Additional Regulations May be Needed to Prevent Another FTX Style Catastrophe, FSB Report

Julia Smith
Last updated: | 2 min read

Additional regulation may be needed to prevent another FTX-style collapse according to a new report from the Financial Stability Board (FSB) released Tuesday, November 28th.

The report’s goal

The international financial monitoring body’s report particularly focuses on multifunction crypto-asset intermediaries (MCI), which they define as “individual firms, or groups of affiliated firms, that combine a broad range of crypto-asset services, products, and functions typically centered around the operation of a trading platform.” 

The goal of the study, in part, was to examine whether or not FSB recommendations went far enough to cover concerns regarding MCIs and whether additional policies may be warranted based on the results.

Exacerbating vulnerabilities

“MCI vulnerabilities are not very different from those of traditional finance, including leverage, liquidity mismatch, technology and operational vulnerabilities, and interconnections,” the report reads. “However, certain combinations of functions could exacerbate these vulnerabilities.”

The report used the crypto market crash and collapse of FTX in November 2022 as examples of MCI vulnerabilities, particularly when it comes to leverage and liquidity mismatch. 

Disgraced FTX founder, Sam Bankman-Fried, who was found guilty on seven different fraud charges in Manhattan federal court last month, used over $8 billion of customer funds on various real estate purchases, political contributions, and more.

Failure of a major MCI, like FTX, poses a “significant” risk to the crypto-asset ecosystem due to their “centrality and interconnectedness,” the FSB’s report argues.

When the crypto exchange ultimately collapsed, it had wide-reaching effects on the crypto market at large.
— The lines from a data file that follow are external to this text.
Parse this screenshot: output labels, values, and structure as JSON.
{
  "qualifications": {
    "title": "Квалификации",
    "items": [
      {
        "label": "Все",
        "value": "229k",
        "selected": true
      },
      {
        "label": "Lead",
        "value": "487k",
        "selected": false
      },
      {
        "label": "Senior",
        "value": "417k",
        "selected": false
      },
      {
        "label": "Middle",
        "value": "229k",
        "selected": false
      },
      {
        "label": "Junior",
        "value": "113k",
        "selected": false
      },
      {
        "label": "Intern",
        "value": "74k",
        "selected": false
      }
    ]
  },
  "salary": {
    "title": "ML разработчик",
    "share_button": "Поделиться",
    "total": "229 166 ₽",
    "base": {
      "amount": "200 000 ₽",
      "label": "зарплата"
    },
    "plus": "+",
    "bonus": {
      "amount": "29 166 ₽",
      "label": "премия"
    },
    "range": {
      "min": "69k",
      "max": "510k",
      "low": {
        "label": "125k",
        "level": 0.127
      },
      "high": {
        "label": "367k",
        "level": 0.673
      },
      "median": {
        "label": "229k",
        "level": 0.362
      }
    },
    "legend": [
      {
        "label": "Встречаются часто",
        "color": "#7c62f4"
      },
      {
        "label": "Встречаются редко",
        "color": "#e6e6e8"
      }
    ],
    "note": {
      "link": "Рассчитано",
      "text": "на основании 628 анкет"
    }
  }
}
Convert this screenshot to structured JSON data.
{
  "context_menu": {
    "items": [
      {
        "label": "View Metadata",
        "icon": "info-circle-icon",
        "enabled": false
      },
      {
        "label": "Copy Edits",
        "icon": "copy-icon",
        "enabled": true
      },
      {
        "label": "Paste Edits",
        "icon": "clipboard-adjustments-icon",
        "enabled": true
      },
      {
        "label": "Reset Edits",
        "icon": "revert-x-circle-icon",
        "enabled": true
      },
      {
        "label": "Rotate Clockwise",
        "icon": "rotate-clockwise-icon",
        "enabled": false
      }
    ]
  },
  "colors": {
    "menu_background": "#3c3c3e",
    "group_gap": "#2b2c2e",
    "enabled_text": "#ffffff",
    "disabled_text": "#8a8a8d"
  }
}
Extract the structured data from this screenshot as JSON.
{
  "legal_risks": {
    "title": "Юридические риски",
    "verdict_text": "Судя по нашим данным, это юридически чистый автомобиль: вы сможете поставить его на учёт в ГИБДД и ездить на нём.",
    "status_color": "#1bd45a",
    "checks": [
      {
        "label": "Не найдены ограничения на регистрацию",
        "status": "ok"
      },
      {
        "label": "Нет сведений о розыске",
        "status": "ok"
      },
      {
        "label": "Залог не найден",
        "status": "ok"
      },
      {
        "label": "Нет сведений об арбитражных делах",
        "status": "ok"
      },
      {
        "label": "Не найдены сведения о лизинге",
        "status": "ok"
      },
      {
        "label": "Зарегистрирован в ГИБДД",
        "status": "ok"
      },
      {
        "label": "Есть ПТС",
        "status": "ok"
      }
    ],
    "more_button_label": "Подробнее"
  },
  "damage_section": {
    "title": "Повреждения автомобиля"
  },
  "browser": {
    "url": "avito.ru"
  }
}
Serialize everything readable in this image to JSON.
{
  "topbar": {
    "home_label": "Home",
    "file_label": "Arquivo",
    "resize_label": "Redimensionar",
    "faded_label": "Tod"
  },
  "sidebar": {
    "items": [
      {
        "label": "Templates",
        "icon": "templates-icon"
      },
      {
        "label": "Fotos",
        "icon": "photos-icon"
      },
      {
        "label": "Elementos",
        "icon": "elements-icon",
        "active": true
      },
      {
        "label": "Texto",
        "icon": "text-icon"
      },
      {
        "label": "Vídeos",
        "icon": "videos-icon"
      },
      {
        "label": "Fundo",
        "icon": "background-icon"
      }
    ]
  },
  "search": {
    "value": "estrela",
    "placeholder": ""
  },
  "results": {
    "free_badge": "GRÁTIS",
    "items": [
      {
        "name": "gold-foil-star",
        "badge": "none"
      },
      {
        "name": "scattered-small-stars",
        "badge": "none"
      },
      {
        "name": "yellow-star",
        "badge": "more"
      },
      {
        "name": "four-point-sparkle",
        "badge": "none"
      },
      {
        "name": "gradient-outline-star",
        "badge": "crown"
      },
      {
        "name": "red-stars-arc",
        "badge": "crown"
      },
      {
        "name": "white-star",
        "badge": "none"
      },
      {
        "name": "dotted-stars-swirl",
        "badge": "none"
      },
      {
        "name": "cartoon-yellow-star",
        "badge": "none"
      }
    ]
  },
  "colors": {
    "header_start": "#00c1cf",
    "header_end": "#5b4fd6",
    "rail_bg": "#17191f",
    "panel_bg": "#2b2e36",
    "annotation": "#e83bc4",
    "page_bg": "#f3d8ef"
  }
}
BlockFi CEO, Zac Prince, testified that his company lost “a little over a billion dollars” consisting of both loans to and collateral on the exchange, ultimately forcing the digital asset lender into bankruptcy. 

“Significant contagion effects”

However, FSB’s report notes that the potential total damage of these vulnerabilities “depends on the size of the linkages between the crypto-asset sector and the traditional financial system and whether such linkages are concentrated within systemically important financial institutions or multiple regionally significant financial institutions.”

“The collapse of a major MCI could have significant contagion effects for the crypto-asset ecosystem, but limited effects on the financial sector and the real economy,” the report stated, citing a lack of connection between the cryptocurrency industry and “core” financial markets.

Furthermore, FSB’s report notes that there are significant “information gaps” that hinder the report’s assessment.

“MCIs typically do not provide accurate and complete public disclosures, unlike traditional firms, due to the lack of or non-compliance with regulatory reporting requirements,” the report reads.

The FSB suggested that additional reporting measures for MCIs may be needed to provide clear and fully adequate data, while further work is needed for “cross-border collaboration” to “effectively regulate” MCIs altogether.